With shapes, colors, and text, a cover could set a mood and it could illustrate important story elements.  An author could use the cover to foreshadow important events within the story.  I realized that the cover could also help define characters, give a real glimpse of a setting, and give clues to the story theme.

The first book I read to myself, “Tarzan the Terrible,” has gone through numerous printings since its publication in 1921.  And it has had at least 20 different covers.  The covers range from simple text to images that seem unrelated to the story, and to images that illustrate important scenes and the story theme.

Tarzan the Terrible

Tarzan the Terrible

As a child, I often wondered what the image on the cover was.  I imagined several possibilities, and finally settled on one.  I think it depicts a particular scene in the story.  I could be wrong.  If you think you know what the image is, add a comment.

Book covers can be more than mere advertising, or even works of art.  They can be beautiful, informative, and suggestive all at once.  A cover designer might achieve all that, but a designer working together with the book’s author is more likely to take full advantage of the opportunity the cover provides.  If the author can describe what the cover could show, a good designer can probably put it together.

So, can you tell a book by its cover?  YES, if the author takes the time to help with its composition.

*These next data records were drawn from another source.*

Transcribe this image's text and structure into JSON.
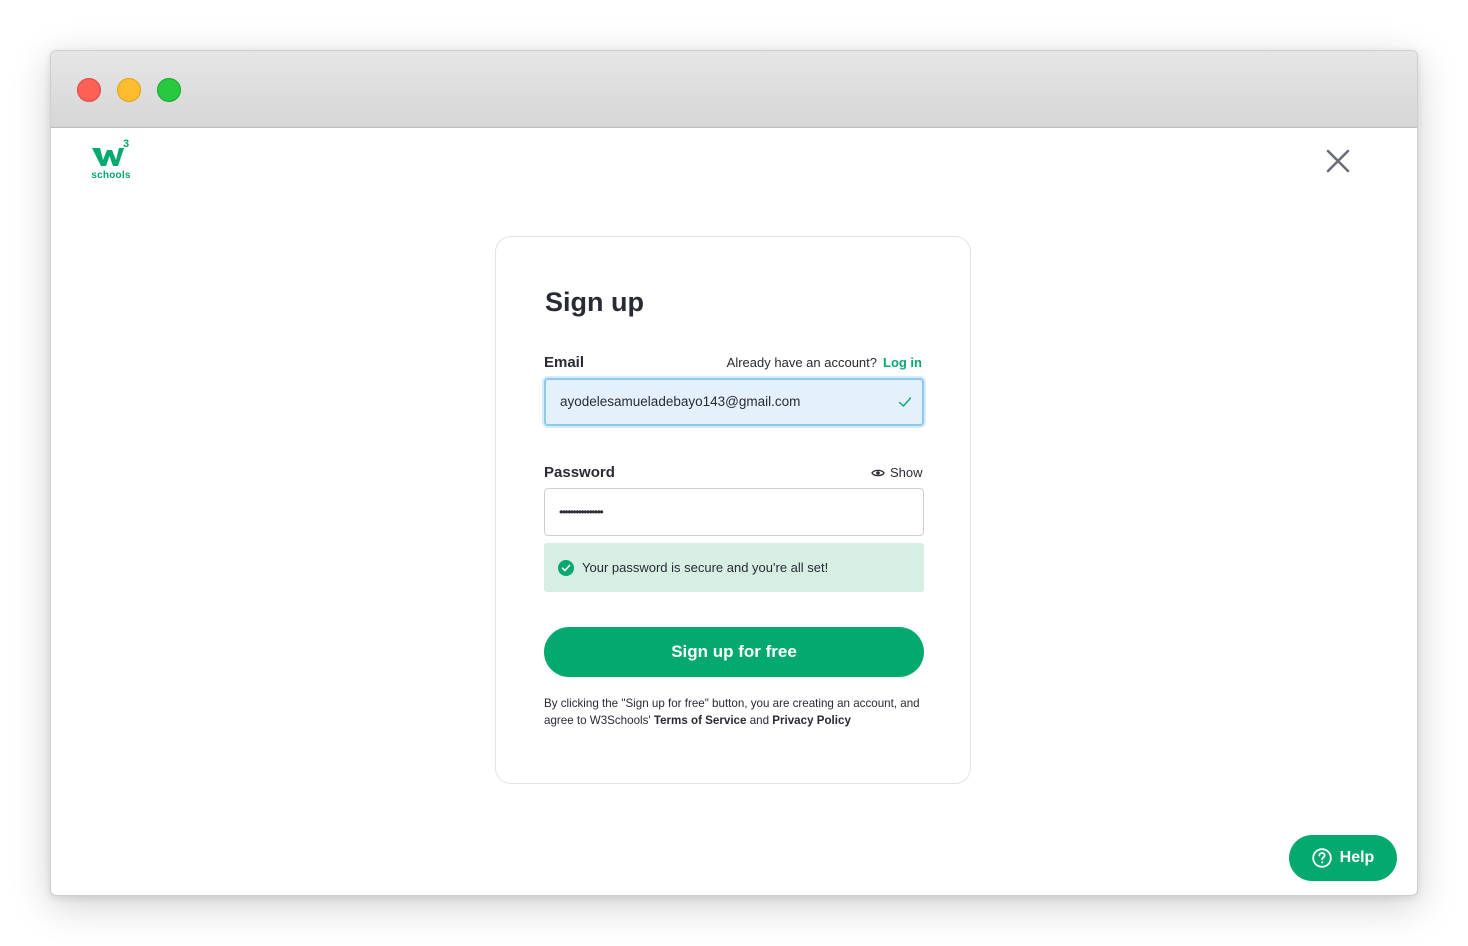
{
  "window": {
    "traffic_lights": [
      "close",
      "minimize",
      "zoom"
    ]
  },
  "brand": {
    "logo_text": "schools",
    "logo_sup": "3",
    "color": "#04aa6d"
  },
  "form": {
    "title": "Sign up",
    "email": {
      "label": "Email",
      "prompt": "Already have an account?",
      "login_link": "Log in",
      "value": "ayodelesamueladebayo143@gmail.com"
    },
    "password": {
      "label": "Password",
      "show_label": "Show",
      "value": "••••••••••••••••"
    },
    "notice": "Your password is secure and you're all set!",
    "submit_label": "Sign up for free",
    "legal": {
      "prefix": "By clicking the \"Sign up for free\" button, you are creating an account, and agree to W3Schools'",
      "terms": "Terms of Service",
      "and": "and",
      "privacy": "Privacy Policy"
    }
  },
  "help": {
    "label": "Help"
  },
  "icons": [
    "close-icon",
    "check-icon",
    "eye-icon",
    "check-circle-icon",
    "help-icon"
  ]
}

Send an email to Garry Rogers or make a public comment using the reply field below the email form.

Nested Stories told by the Protagonist #indieauthor #LitChat

Nested Stories told by the Protagonist

The protagonist in a novel often imagines or recalls events that are not part of the main story.  Nesting small stories within a story is a common literary device sometimes referred to as mise en abyme.  An article in Wikipedia discusses the many types of nested stories.  Here I am referring to stories narrated by a protagonist and nested well with a main story. 

Nesting self-contained stories within a larger narrative is probably as old a technique as story telling itself.  The storyteller often draws the story from a remembered experience, but sometimes tells a fictional story heard or invented.  A nested story may make up the bulk of a chapter; it can even stand alone, seemingly unrelated to the main story.  Steinbeck uses the latter in his depiction of the two boys in Chapter 26 in Cannery Row

Some books are composed entirely of stand-alone stories framed by a unifying plot.  Canterbury Tales and One Thousand and One Nights are examples.  Collections of children’s stories such as Winnie the Pooh are similar, but repeating characters, not the plot unite them.  One of my projects is a collection of children’s stories united by a single character whose excesses of ego and poor judgment, creates circumstances that form the plot for each story. 

Nested stories serve many purposes.  Steinbeck used them to give insights to his theme.  The stories can also show character motivations and they can reveal details of history and background for the main story.  Thus, they can support the reality of the main story. 

Here is an example of a nested story told by the protagonist in the novel Corr Syl the Warrior.  It is contained within a chapter, and it is obvious fiction.  It serves to elaborate on the background of the protagonist’s culture and his occupation, and it foreshadows a tragic scene involving the protagonist and a childhood friend. Continue reading